Primary myocardial disease occurs rarely in the horse; dilated cardiomyopathies are occasionally reported and are described in Chapter 19. Myocardial fibrosis has been associated with ventricular tachycardia, presumably due to disruption of the cardiac conduction system of the ventricle, but can also be detected as an incidental finding.3 The gross appearance of these changes are of discolouration within the myocardium, but are rarely specific to a particular disease process (Fig. 4.2).

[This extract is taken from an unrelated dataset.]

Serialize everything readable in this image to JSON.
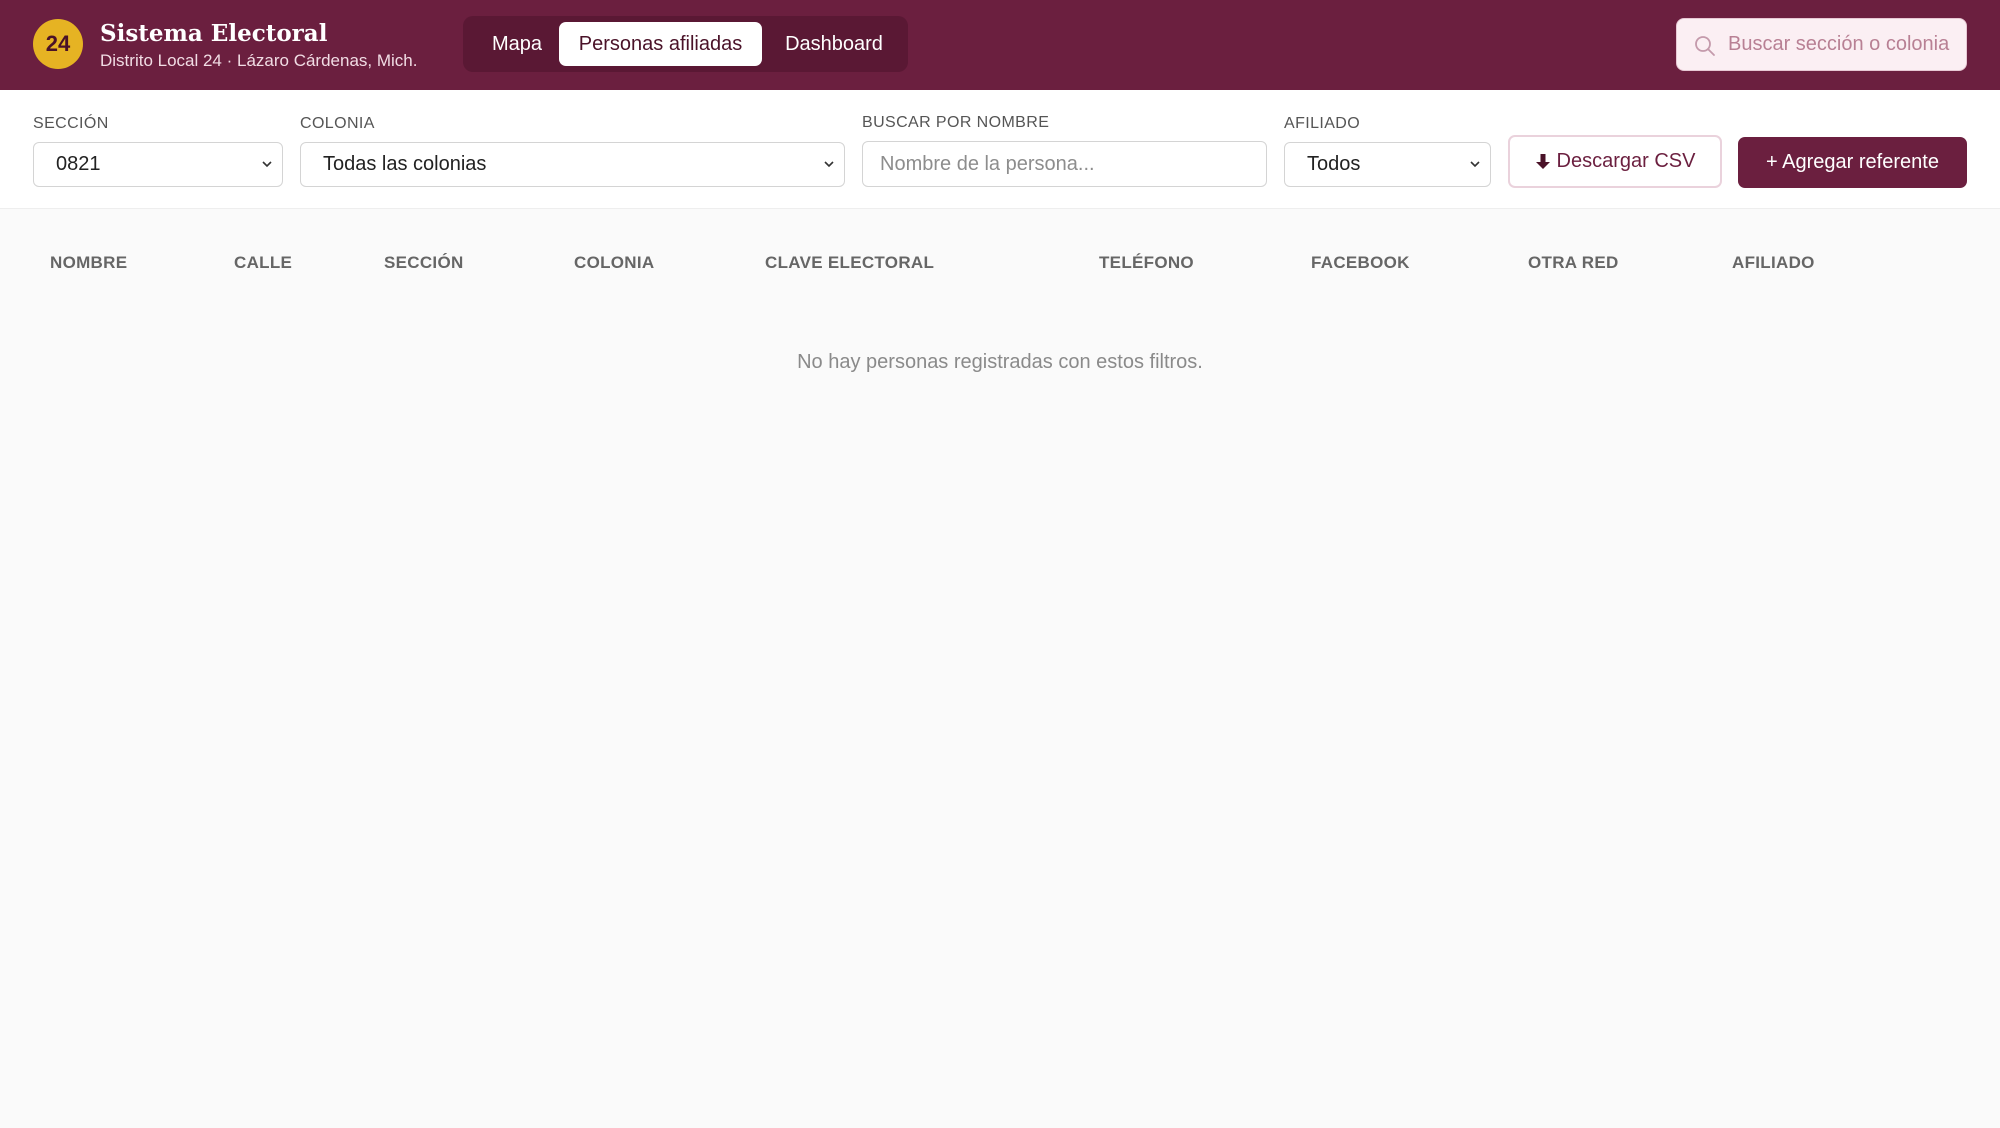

Figure 4.2 Gross post mortem appearance of intraventricular septum showing nonspecific pathology of the myocardium in a 12-month-old colt that presented with lethargy and depression and was found to have multifocal ventricular tachycardia that was resistant to therapy. Histological examination showed a mixed pattern of inflammation, necrosis and fibrosis. No specific aetiology was identified.
Picture courtesy of Dr Gayle Hallowell.
In most cases a local ischemic event was assumed to be the primary disease process whereas a primary inflammatory aetiology has also been implicated.4 However, as fibrosis is an end-stage process the primary disease process can be difficult to confirm. In a group of horses microemboli from parasitic lesions were suspected based on statistical associations.3 In human patients and animal models, fibrosis is associated with myocardial remodelling and this process is described below in more detail. Myocarditis is often a clinical diagnosis based on the presence of ventricular dysrhythmias with no apparent underlying cause, although viral and bacterial causes, including Streptococcus equi var equi, have been implicated;1 however, in many cases the primary initiating cause is unknown. ( ET)
Other primary myocardial pathologies are rare, although do occur sporadically (Fig. 4.3) and usually present clinically with cardiac dysrhythmias or signs of low cardiac output (see Chapter 19). ( CN)
Figure 4.3 Gross post mortem appearance of the left ventricle showing expansive subepicardial haemorrhagic mass in the right ventricular free wall and interventricular septum (arrows) from a 3-year-old Arab mare that was presented with signs of congestive heart failure. Histological examination confirmed the diagnosis of an intramyocardial haemorrhage, with fibrosis and a lymphocytic-plasmacytic infiltrate, although no cause was identified.